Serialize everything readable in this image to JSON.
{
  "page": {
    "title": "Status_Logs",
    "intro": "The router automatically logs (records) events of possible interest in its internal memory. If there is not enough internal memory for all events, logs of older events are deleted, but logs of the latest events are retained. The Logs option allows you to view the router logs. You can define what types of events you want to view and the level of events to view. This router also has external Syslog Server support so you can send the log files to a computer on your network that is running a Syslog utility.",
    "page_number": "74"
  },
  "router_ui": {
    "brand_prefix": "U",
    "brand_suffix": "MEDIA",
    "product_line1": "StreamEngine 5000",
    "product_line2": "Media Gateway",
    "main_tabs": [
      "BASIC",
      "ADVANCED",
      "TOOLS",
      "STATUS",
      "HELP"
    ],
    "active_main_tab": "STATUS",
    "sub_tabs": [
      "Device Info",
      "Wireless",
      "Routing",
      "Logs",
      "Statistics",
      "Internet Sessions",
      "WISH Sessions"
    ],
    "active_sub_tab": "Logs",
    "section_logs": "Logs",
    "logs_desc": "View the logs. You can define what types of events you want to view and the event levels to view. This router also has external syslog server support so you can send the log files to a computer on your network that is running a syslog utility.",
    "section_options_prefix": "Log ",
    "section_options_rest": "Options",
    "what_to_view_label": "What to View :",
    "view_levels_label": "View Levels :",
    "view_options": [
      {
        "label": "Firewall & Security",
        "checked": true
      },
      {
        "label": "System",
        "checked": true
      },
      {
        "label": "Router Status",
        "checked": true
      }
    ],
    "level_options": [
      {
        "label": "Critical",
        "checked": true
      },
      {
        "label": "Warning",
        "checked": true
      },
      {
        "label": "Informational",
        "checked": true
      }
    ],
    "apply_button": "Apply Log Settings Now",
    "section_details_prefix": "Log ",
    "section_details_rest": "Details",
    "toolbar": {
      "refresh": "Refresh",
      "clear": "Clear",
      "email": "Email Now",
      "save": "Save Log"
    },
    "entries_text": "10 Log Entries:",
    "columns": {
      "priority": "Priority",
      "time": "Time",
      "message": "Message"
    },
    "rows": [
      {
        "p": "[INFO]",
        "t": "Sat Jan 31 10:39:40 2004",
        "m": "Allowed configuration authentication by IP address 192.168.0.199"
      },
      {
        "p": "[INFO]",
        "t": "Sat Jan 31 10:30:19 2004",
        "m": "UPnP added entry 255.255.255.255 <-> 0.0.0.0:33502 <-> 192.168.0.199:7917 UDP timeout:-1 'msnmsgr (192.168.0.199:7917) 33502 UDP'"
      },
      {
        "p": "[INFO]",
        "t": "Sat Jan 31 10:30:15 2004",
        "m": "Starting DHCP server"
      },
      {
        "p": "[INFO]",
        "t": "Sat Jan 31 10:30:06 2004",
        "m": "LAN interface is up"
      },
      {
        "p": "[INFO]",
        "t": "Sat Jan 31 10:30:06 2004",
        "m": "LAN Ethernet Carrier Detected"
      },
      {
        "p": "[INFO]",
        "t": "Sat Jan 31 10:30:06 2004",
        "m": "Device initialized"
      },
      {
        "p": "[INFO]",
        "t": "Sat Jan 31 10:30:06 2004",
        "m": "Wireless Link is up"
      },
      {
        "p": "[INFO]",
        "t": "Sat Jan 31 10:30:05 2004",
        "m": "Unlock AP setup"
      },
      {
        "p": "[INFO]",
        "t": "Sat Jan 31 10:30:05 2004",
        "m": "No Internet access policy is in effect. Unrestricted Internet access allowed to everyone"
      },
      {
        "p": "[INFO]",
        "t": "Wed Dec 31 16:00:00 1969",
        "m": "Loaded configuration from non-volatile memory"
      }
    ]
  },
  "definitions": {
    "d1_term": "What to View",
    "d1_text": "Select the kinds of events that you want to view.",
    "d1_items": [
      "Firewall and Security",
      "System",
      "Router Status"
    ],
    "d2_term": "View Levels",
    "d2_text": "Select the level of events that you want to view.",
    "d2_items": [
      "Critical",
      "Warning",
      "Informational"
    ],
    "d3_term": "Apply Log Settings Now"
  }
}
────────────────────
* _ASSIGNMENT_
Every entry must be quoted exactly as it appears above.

* _RESULT BELOW_
Serialize everything readable in this image to JSON.
{
  "page": {
    "title": "Status_Logs",
    "intro": "The router automatically logs (records) events of possible interest in its internal memory. If there is not enough internal memory for all events, logs of older events are deleted, but logs of the latest events are retained. The Logs option allows you to view the router logs. You can define what types of events you want to view and the level of events to view. This router also has external Syslog Server support so you can send the log files to a computer on your network that is running a Syslog utility.",
    "page_number": "74"
  },
  "router_ui": {
    "brand_prefix": "U",
    "brand_suffix": "MEDIA",
    "product_line1": "StreamEngine 5000",
    "product_line2": "Media Gateway",
    "main_tabs": [
      "BASIC",
      "ADVANCED",
      "TOOLS",
      "STATUS",
      "HELP"
    ],
    "active_main_tab": "STATUS",
    "sub_tabs": [
      "Device Info",
      "Wireless",
      "Routing",
      "Logs",
      "Statistics",
      "Internet Sessions",
      "WISH Sessions"
    ],
    "active_sub_tab": "Logs",
    "section_logs": "Logs",
    "logs_desc": "View the logs. You can define what types of events you want to view and the event levels to view. This router also has external syslog server support so you can send the log files to a computer on your network that is running a syslog utility.",
    "section_options_prefix": "Log ",
    "section_options_rest": "Options",
    "what_to_view_label": "What to View :",
    "view_levels_label": "View Levels :",
    "view_options": [
      {
        "label": "Firewall & Security",
        "checked": true
      },
      {
        "label": "System",
        "checked": true
      },
      {
        "label": "Router Status",
        "checked": true
      }
    ],
    "level_options": [
      {
        "label": "Critical",
        "checked": true
      },
      {
        "label": "Warning",
        "checked": true
      },
      {
        "label": "Informational",
        "checked": true
      }
    ],
    "apply_button": "Apply Log Settings Now",
    "section_details_prefix": "Log ",
    "section_details_rest": "Details",
    "toolbar": {
      "refresh": "Refresh",
      "clear": "Clear",
      "email": "Email Now",
      "save": "Save Log"
    },
    "entries_text": "10 Log Entries:",
    "columns": {
      "priority": "Priority",
      "time": "Time",
      "message": "Message"
    },
    "rows": [
      {
        "p": "[INFO]",
        "t": "Sat Jan 31 10:39:40 2004",
        "m": "Allowed configuration authentication by IP address 192.168.0.199"
      },
      {
        "p": "[INFO]",
        "t": "Sat Jan 31 10:30:19 2004",
        "m": "UPnP added entry 255.255.255.255 <-> 0.0.0.0:33502 <-> 192.168.0.199:7917 UDP timeout:-1 'msnmsgr (192.168.0.199:7917) 33502 UDP'"
      },
      {
        "p": "[INFO]",
        "t": "Sat Jan 31 10:30:15 2004",
        "m": "Starting DHCP server"
      },
      {
        "p": "[INFO]",
        "t": "Sat Jan 31 10:30:06 2004",
        "m": "LAN interface is up"
      },
      {
        "p": "[INFO]",
        "t": "Sat Jan 31 10:30:06 2004",
        "m": "LAN Ethernet Carrier Detected"
      },
      {
        "p": "[INFO]",
        "t": "Sat Jan 31 10:30:06 2004",
        "m": "Device initialized"
      },
      {
        "p": "[INFO]",
        "t": "Sat Jan 31 10:30:06 2004",
        "m": "Wireless Link is up"
      },
      {
        "p": "[INFO]",
        "t": "Sat Jan 31 10:30:05 2004",
        "m": "Unlock AP setup"
      },
      {
        "p": "[INFO]",
        "t": "Sat Jan 31 10:30:05 2004",
        "m": "No Internet access policy is in effect. Unrestricted Internet access allowed to everyone"
      },
      {
        "p": "[INFO]",
        "t": "Wed Dec 31 16:00:00 1969",
        "m": "Loaded configuration from non-volatile memory"
      }
    ]
  },
  "definitions": {
    "d1_term": "What to View",
    "d1_text": "Select the kinds of events that you want to view.",
    "d1_items": [
      "Firewall and Security",
      "System",
      "Router Status"
    ],
    "d2_term": "View Levels",
    "d2_text": "Select the level of events that you want to view.",
    "d2_items": [
      "Critical",
      "Warning",
      "Informational"
    ],
    "d3_term": "Apply Log Settings Now"
  }
}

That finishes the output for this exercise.